The facts and China's position on China-US trade friction
China Markedly Relaxes Market Access for Foreign Investment

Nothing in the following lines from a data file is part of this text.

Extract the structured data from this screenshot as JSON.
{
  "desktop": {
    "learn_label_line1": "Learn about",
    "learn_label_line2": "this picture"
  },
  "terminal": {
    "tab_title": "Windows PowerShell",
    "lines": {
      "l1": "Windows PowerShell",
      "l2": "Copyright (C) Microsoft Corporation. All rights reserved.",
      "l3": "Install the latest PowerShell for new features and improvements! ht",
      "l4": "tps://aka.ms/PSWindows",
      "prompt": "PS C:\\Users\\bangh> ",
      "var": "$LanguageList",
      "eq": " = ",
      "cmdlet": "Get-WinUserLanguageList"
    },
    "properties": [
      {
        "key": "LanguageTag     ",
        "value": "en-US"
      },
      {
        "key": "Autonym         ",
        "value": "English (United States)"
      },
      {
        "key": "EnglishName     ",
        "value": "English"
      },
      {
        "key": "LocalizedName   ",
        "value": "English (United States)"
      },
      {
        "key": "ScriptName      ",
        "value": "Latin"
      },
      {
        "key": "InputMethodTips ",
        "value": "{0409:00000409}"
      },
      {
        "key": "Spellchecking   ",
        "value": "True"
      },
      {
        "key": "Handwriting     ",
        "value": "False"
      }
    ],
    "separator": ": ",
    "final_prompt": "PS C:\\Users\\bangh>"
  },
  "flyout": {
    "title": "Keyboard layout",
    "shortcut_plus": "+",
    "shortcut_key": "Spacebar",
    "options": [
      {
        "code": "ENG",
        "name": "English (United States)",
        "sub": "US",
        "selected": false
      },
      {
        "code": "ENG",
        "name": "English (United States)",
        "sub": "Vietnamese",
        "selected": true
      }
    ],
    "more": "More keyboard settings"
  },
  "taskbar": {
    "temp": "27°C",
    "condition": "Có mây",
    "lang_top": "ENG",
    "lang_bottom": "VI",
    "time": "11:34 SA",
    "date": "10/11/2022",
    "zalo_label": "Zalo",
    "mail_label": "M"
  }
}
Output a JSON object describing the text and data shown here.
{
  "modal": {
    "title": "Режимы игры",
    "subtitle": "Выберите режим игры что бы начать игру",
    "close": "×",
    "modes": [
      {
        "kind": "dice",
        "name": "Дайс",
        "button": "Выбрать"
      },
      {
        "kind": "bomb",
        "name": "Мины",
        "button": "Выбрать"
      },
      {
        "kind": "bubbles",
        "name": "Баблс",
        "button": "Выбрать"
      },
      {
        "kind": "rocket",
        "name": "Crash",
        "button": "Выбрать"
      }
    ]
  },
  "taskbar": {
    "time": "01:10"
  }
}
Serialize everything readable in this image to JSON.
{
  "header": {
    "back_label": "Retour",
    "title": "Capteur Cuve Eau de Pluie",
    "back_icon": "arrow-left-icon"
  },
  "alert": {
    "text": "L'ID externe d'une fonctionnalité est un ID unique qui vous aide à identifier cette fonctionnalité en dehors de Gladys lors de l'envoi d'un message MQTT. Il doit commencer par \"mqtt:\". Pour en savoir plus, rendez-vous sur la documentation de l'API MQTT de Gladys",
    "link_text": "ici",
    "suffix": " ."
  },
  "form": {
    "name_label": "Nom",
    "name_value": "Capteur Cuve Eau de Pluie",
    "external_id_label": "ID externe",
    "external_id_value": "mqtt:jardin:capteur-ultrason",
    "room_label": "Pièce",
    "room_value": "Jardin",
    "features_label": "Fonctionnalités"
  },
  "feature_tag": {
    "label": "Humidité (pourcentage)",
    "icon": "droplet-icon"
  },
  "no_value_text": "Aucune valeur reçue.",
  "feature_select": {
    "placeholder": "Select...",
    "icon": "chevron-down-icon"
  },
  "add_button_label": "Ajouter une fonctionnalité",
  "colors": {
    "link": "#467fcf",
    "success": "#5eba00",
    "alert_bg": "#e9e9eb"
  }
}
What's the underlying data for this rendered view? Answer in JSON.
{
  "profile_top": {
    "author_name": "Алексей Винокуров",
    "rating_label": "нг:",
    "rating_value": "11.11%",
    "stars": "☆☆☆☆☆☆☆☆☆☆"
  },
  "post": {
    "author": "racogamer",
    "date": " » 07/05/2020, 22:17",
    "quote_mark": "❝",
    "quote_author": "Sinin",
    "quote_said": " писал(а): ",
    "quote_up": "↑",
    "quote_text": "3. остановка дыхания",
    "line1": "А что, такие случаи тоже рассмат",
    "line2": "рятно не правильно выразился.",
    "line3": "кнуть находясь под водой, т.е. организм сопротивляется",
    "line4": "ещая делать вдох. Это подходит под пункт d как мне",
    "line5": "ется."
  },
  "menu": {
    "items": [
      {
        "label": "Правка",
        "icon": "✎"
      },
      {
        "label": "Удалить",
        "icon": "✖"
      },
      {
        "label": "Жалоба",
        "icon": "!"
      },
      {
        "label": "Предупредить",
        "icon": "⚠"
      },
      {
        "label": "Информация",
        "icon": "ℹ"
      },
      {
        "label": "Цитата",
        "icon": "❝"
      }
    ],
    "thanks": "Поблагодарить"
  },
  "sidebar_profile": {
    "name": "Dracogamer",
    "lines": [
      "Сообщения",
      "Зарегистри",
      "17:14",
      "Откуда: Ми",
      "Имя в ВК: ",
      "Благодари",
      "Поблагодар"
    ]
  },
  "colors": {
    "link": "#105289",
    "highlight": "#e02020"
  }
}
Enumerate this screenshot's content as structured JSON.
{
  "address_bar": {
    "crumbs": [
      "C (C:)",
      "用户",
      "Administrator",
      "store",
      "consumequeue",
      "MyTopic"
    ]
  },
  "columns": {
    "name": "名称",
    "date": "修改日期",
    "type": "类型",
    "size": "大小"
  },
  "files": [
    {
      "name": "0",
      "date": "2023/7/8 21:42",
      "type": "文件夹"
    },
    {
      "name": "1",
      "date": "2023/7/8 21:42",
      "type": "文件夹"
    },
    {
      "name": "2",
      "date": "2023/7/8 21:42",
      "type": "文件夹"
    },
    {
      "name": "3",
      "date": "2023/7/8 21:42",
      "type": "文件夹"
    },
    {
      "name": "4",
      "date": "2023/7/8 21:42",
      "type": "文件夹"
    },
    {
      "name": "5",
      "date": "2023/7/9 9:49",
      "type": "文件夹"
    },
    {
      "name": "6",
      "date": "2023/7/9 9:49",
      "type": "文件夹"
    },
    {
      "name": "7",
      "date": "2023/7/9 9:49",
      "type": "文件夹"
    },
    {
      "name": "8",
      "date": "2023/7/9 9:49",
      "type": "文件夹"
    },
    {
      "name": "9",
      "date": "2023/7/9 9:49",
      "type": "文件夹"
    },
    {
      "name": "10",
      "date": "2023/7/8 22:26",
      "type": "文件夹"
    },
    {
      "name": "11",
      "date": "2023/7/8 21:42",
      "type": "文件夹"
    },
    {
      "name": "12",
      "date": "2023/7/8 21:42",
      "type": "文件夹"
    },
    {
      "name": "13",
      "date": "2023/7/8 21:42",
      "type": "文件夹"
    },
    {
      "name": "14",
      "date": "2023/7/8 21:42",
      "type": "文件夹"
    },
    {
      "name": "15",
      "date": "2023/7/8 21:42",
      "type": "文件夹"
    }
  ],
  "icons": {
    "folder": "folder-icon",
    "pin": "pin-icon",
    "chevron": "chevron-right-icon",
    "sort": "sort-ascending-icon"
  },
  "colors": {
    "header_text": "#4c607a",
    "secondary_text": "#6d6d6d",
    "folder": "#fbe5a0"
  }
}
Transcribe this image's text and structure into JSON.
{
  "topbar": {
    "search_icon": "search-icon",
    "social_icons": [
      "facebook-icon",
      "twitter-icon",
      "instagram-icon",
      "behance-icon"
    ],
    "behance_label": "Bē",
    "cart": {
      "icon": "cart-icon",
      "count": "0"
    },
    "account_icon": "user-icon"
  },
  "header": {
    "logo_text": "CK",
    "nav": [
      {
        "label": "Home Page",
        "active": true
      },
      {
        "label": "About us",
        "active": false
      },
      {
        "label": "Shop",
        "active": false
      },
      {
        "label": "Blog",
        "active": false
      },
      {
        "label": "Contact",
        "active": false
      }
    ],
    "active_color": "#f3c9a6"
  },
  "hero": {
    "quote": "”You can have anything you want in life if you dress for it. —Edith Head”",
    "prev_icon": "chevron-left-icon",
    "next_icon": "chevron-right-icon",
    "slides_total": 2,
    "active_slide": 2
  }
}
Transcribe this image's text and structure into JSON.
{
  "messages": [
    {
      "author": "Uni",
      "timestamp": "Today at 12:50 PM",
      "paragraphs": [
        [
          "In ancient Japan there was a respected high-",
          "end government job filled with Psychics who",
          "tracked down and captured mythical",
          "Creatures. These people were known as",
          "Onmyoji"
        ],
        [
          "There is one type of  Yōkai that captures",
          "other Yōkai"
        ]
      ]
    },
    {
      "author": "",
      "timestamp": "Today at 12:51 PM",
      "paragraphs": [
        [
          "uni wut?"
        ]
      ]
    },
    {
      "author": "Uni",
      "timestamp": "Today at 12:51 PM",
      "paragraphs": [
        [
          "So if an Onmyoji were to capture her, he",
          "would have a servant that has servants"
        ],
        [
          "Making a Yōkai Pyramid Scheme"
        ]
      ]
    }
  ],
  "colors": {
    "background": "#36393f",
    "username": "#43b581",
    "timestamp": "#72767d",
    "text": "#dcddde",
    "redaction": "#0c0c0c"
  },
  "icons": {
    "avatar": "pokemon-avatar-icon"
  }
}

China revised the Catalogue for the Guidance of Foreign Investment Industries in 2015 and 2017. Restricted measures have been reduced by 65% to 63 items, and only 28 items are left under the prohibited category. On June 28, 2018, China for the first time published Special Administrative Measures for Foreign Investment Access (Negative List) 2018, reducing restrictions from 63 to 48, and introducing new opening up measures in 22 sectors. China has notably expanded market access in areas of interest to FIEs. In manufacturing, foreign equity caps will be lifted for the shipbuilding industry, including design, production and repair, and the airplane industry, including trunk airliners, regional jets, utility aircraft, helicopters, drones and lighter-than-air aircraft. In the automobile industry, China will remove foreign equity caps on manufacturing of special-purpose vehicles and new energy vehicles, and phase out those on all automotive ventures over the next five years. In the financial sector, China has lifted foreign equity caps for banks, and raised the cap to 51% for securities, fund management companies, futures and life insurers. All the foreign equity caps in finance will be removed by 2021. Market opening has attracted more foreign investment into China. On July 10, 2018, Shanghai Municipal government and Tesla signed a memorandum of cooperation which will allow Tesla to wholly own its first super factory built outside of the US, in Shanghai. Foreign financial institutions are also speeding up efforts to explore the Chinese market. Since 2017, 14 foreign institutions such as Fidelity, UBS Asset Management, Man Group, Fullerton, Blackrock, and Schroeder have registered as private securities investment fund managers in China. On June 29, 2018, the world's largest hedge fund manager, Bridgewater Associates LP, concluded its registration as a private fund manager in China and officially launched its private fund business in the market. The WTO noted in the report of trade policy review on China that the country remains one of the top foreign investment recipients and its inward FDI has kept rising for many years.
That the US administration accuses China of "stealing" advanced technologies is an insult to China's efforts to push for scientific and technological advances. The Chinese nation is known for diligence, intelligence, and ingenuity. The Chinese government sets great store by the development of science, technology and education. The progress in science and technology China has made comes from years of implementing a strategy of invigorating the country through science, technology and education and the strategy of innovation-driven development, and from the hard work of the Chinese people, especially scientific workers. Since 2000, the total R&D spend in China has registered an average annual growth rate of close to 20%. In 2017, China spent RMB 1.76 trillion in R&D, second only to the US, accounting for 2.13%15 of total GDP, and approaching the average level of the OECD countries. China has 2,613 institutions of higher education, 10,900 research institutions of all sorts, and over 6.21 million people engaged in R&D. In 2017, the full-time equivalent of R&D personnel in China reached 4.03 million man-years, of which 77.3%16 were in enterprises. In the same year, China ranked third after the US and Japan with 113 Chinese enterprises listed among "The 2017 Global Innovation 1000".17 According to the "Global Innovation Index 2018" released by WIPO in July 2018, China's ranking rose from 22nd in 2016 to 17th in 201818. In 2017, patent applications reached 3.698 million in China, of which 1.836 million19 patents were granted. China's invention patent applications reached 1.382 million, up by 14.2% year-on-year, ranking 1st in the world for seven years in a row20. According to WIPO statistics, China filed 49,000 international patent applications via the Patent Cooperation Treaty (PCT) in 2017, second only to the US. Among the top 50 international patent applicants, ten are Chinese enterprises. As former US Treasury Secretary and renowned American economist Larry Summers once said, "You ask me where China's technological progress is coming from. It's coming from terrific entrepreneurs who are getting the benefit of huge government investment in basic science. It's coming from an educational system that's privileging excellence, concentrating on science and technology. That's where their leadership is coming from, not from taking a stake in some US company."21